BEGIN

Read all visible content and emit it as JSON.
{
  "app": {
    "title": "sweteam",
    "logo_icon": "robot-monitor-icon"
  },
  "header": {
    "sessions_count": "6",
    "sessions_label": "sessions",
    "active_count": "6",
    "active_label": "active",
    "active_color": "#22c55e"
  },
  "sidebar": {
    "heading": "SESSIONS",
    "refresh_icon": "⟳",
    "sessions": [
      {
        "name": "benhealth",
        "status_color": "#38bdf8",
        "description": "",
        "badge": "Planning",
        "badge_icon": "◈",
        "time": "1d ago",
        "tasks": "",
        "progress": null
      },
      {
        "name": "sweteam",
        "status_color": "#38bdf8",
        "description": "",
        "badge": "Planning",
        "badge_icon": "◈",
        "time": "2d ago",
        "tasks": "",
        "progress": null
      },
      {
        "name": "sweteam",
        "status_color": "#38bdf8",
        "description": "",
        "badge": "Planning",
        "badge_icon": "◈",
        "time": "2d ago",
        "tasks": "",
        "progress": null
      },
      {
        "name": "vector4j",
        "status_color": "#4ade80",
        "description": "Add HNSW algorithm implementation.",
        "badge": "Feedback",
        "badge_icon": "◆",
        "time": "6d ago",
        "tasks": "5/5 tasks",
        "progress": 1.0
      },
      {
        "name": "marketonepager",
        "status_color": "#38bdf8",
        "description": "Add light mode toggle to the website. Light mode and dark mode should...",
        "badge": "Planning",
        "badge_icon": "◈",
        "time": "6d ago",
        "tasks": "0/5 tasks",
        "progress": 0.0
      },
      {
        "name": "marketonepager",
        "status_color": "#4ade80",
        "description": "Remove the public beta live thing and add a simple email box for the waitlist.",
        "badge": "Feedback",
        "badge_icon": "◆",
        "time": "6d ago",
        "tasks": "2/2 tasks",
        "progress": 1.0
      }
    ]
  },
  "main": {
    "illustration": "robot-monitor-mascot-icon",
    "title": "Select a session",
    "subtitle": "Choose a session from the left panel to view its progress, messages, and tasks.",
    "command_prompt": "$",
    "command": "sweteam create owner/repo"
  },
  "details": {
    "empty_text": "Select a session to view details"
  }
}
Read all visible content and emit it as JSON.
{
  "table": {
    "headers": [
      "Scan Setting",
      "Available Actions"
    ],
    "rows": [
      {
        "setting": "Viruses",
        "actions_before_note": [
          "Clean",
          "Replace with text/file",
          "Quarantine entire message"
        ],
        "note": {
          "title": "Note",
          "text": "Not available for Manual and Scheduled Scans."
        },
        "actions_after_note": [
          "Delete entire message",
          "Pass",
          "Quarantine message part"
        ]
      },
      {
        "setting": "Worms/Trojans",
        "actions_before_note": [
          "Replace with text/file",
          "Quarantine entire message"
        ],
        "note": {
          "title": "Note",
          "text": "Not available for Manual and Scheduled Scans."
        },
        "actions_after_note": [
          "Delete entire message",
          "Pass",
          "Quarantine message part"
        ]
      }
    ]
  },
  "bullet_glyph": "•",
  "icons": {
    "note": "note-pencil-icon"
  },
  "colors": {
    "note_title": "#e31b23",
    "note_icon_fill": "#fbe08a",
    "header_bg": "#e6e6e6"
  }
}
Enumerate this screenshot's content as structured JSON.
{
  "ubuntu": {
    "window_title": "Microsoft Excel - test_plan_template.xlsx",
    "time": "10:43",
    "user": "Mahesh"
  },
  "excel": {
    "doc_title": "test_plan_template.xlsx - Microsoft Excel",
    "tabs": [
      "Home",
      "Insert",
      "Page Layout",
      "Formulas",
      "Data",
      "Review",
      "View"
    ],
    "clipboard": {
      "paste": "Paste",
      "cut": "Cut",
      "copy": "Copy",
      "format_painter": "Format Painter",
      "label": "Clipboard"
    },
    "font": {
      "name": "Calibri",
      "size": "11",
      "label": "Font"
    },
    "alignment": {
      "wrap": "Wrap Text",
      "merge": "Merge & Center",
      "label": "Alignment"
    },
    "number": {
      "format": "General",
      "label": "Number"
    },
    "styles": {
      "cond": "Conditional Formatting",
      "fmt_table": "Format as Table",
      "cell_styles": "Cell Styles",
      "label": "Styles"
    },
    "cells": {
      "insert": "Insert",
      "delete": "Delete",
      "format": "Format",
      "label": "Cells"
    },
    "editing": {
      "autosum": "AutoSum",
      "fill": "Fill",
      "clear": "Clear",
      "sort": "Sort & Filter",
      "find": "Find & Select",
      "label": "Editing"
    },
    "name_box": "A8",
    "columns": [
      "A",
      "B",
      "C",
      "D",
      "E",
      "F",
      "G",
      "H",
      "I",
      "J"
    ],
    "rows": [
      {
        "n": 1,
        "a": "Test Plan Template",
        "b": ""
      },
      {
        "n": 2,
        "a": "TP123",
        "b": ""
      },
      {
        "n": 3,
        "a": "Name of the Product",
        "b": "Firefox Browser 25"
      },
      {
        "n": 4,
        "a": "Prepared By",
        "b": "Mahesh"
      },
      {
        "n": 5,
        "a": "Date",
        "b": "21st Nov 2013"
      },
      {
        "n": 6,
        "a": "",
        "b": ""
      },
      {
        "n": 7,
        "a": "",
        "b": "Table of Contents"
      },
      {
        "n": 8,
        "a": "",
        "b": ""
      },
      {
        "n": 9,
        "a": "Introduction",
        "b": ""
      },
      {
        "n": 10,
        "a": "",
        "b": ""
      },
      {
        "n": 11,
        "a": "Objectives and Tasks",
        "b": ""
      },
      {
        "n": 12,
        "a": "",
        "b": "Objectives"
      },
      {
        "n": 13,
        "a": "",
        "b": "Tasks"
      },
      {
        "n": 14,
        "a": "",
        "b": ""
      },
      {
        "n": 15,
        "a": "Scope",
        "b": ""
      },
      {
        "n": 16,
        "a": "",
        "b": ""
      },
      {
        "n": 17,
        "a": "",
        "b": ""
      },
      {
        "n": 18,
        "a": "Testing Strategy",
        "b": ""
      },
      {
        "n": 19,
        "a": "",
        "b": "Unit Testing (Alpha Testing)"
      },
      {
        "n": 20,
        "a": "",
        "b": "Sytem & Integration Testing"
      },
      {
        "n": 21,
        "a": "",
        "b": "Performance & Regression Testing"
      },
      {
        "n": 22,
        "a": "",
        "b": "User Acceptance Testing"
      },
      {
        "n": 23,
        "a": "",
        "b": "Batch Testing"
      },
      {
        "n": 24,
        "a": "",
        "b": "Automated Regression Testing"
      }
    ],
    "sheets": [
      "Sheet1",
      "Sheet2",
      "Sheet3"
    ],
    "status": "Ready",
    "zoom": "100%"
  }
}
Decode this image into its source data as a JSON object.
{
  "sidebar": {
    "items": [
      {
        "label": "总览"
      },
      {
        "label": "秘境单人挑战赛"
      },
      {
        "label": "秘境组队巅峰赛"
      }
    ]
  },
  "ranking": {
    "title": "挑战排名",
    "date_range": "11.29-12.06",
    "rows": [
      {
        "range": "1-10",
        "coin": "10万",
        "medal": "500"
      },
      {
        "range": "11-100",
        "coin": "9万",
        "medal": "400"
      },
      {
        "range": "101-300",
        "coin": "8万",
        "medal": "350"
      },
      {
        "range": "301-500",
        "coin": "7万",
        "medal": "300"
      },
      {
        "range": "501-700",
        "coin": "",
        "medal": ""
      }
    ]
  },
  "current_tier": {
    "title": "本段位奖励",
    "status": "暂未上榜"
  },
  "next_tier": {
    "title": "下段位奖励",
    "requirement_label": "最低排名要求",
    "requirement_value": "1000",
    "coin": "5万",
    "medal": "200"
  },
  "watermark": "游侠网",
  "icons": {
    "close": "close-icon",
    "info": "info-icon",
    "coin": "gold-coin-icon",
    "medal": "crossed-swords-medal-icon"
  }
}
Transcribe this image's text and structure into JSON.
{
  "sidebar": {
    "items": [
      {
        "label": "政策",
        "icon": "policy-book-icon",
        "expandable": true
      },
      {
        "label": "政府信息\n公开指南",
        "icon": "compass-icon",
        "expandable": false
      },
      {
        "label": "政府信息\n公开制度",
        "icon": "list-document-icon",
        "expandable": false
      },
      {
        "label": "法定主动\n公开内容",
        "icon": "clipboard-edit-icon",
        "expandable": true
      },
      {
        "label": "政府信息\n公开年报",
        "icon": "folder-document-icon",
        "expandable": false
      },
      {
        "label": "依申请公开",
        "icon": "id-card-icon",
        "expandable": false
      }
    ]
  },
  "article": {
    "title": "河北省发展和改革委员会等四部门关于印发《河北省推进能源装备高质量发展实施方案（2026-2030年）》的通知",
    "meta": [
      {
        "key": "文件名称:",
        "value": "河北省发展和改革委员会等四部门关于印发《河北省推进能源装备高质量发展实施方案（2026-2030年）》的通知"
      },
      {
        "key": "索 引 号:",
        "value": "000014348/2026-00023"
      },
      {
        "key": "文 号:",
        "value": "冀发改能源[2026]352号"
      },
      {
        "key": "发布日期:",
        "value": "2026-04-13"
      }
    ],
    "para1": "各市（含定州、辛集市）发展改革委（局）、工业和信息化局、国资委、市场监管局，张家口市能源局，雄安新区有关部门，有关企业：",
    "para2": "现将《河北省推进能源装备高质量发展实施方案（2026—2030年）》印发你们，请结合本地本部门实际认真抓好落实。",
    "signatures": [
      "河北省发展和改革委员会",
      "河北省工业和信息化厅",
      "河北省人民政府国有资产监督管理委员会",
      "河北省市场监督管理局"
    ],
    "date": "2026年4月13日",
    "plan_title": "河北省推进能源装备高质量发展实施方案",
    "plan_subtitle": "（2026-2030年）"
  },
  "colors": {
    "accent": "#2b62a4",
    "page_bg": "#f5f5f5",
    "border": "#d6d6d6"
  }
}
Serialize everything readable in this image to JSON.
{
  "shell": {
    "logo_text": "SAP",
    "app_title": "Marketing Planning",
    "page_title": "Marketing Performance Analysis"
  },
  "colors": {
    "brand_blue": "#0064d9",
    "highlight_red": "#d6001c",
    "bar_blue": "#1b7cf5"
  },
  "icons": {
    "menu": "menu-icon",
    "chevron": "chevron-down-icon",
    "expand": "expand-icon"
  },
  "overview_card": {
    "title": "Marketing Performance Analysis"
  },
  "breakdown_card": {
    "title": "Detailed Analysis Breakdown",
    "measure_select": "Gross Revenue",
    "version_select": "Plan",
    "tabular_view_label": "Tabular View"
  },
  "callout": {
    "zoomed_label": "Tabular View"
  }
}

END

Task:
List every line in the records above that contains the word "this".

Result:
Enumerate this screenshot's content as structured JSON.
Decode this image into its source data as a JSON object.
Transcribe this image's text and structure into JSON.
Serialize everything readable in this image to JSON.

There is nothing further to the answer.